• _TASK GOAL_
Verbatim copy without images: repeat the records in full.

[Source records]
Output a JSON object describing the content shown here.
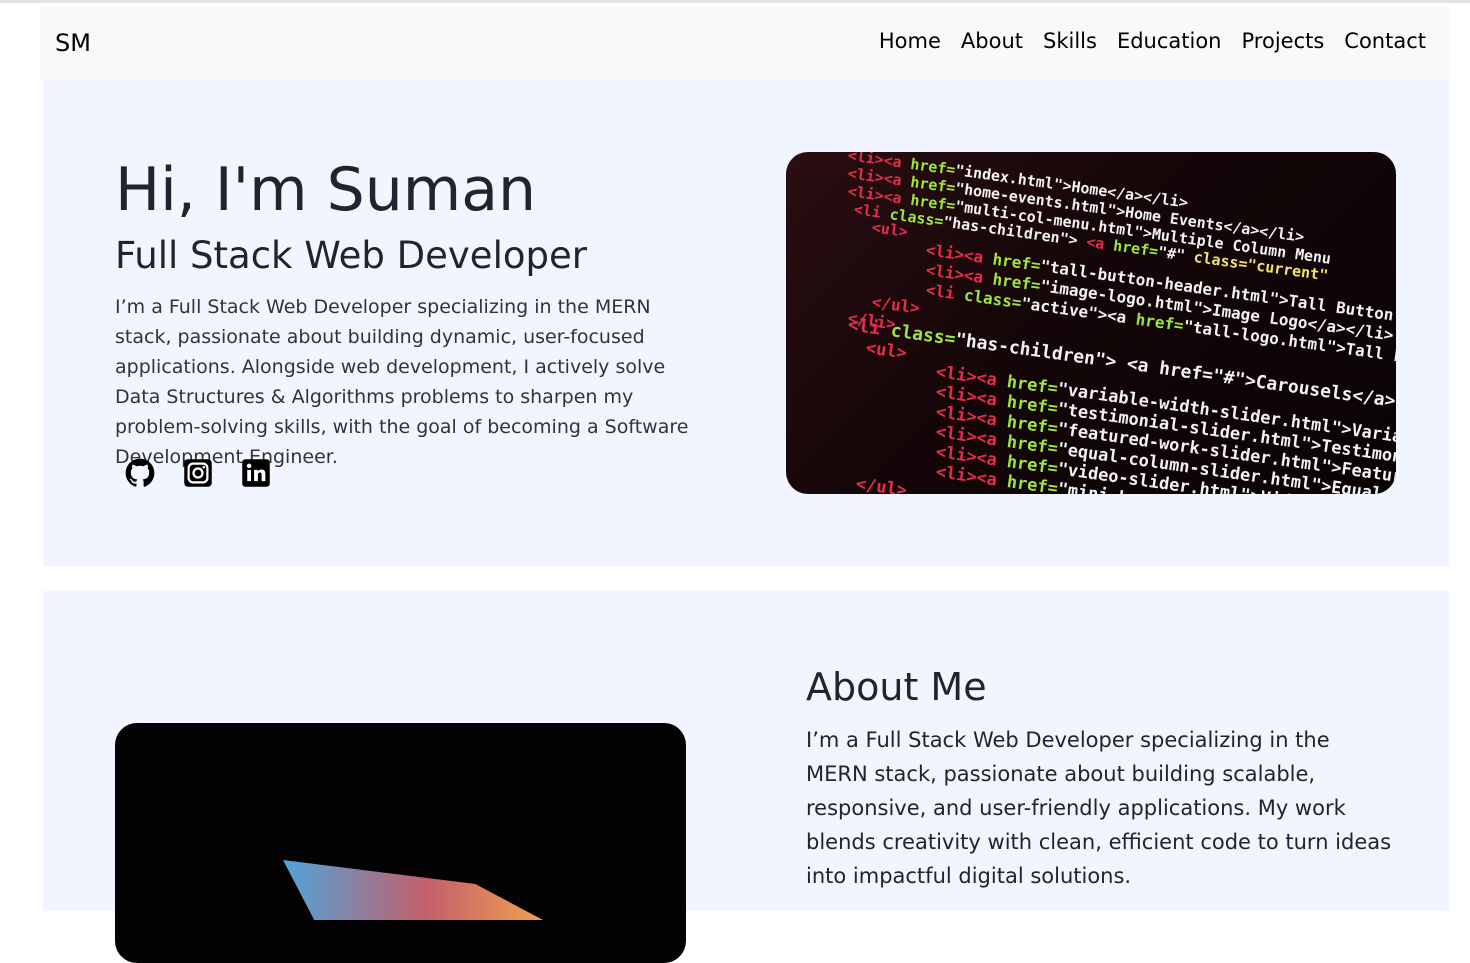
{
  "nav": {
    "brand": "SM",
    "links": [
      "Home",
      "About",
      "Skills",
      "Education",
      "Projects",
      "Contact"
    ]
  },
  "hero": {
    "title": "Hi, I'm Suman",
    "subtitle": "Full Stack Web Developer",
    "description": "I’m a Full Stack Web Developer specializing in the MERN stack, passionate about building dynamic, user-focused applications. Alongside web development, I actively solve Data Structures & Algorithms problems to sharpen my problem-solving skills, with the goal of becoming a Software Development Engineer.",
    "social_icons": [
      "github-icon",
      "instagram-icon",
      "linkedin-icon"
    ]
  },
  "about": {
    "title": "About Me",
    "text": "I’m a Full Stack Web Developer specializing in the MERN stack, passionate about building scalable, responsive, and user-friendly applications. My work blends creativity with clean, efficient code to turn ideas into impactful digital solutions."
  }
}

• _EXERCISE RESULT_
Output a JSON object describing the content shown here.
{
  "nav": {
    "brand": "SM",
    "links": [
      "Home",
      "About",
      "Skills",
      "Education",
      "Projects",
      "Contact"
    ]
  },
  "hero": {
    "title": "Hi, I'm Suman",
    "subtitle": "Full Stack Web Developer",
    "description": "I’m a Full Stack Web Developer specializing in the MERN stack, passionate about building dynamic, user-focused applications. Alongside web development, I actively solve Data Structures & Algorithms problems to sharpen my problem-solving skills, with the goal of becoming a Software Development Engineer.",
    "social_icons": [
      "github-icon",
      "instagram-icon",
      "linkedin-icon"
    ]
  },
  "about": {
    "title": "About Me",
    "text": "I’m a Full Stack Web Developer specializing in the MERN stack, passionate about building scalable, responsive, and user-friendly applications. My work blends creativity with clean, efficient code to turn ideas into impactful digital solutions."
  }
}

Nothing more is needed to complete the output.